This book offers one of the first sociological analyses of Barack Obama’s historic 2008 campaign for the presidency of the United States. Elaborating on the concept of the white racial frame, Harvey Wingfield and Feagin assess the ways racial framing was deployed by principal characters in the 2008 election. This book counters many commonsense assumptions about race, politics, and society, particularly the idea that Obama’s election ushered in a post-racial era. Readers will find this book uniquely valuable because it relies on sound sociological analysis to assess numerous events and aspects of this historic campaign.
Adia Harvey Wingfield is an assistant professor of sociology at Georgia State University.

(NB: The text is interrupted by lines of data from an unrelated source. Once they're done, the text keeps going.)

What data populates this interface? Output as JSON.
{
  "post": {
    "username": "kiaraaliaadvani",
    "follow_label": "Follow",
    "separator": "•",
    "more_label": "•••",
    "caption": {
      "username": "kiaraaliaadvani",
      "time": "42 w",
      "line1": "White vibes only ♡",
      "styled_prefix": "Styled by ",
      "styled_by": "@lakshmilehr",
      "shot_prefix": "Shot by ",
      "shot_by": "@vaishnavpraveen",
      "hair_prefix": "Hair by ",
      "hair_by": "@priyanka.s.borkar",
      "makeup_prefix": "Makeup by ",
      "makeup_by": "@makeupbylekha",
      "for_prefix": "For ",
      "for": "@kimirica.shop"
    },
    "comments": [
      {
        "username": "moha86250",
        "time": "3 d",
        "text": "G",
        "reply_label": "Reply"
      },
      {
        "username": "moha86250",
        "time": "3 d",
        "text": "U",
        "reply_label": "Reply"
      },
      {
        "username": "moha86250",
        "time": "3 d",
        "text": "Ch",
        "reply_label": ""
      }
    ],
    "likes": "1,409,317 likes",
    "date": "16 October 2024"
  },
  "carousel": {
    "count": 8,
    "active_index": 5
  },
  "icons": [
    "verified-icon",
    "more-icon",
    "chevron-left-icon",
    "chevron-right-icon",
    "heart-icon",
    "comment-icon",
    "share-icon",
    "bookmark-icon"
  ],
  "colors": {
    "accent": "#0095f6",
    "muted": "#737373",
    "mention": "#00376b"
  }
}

Her research focuses on the ways intersections of race and gender shape various groups' experiences in different occupations. Her recent work addresses the experiences of black male nurses, minority faculty at independent schools, and black female entrepreneurs

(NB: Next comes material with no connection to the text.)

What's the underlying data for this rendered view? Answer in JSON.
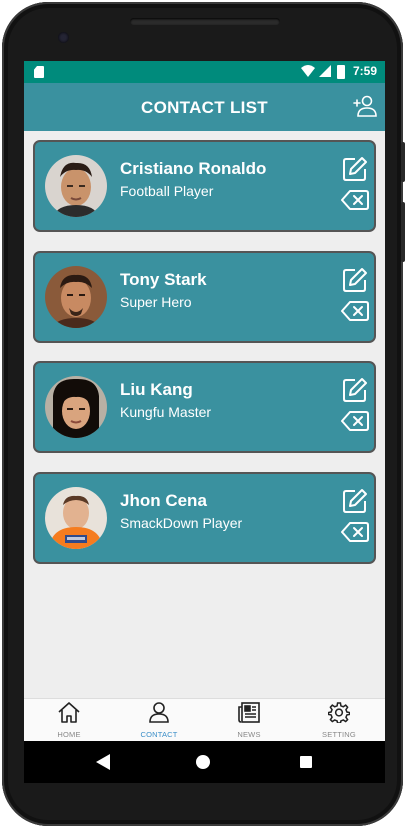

Joe R. Feagin is Ella C. McFadden Professor at Texas A & M University. Feagin has done research on racism and sexism issues for forty-five years and has served as the Scholar-in-Residence at the U.S. Commission on Civil Rights. He has written 54 scholarly books and nearly 200 scholarly articles in his research areas, and one of his books (Ghetto Revolts) was nominated for a Pulitzer Prize.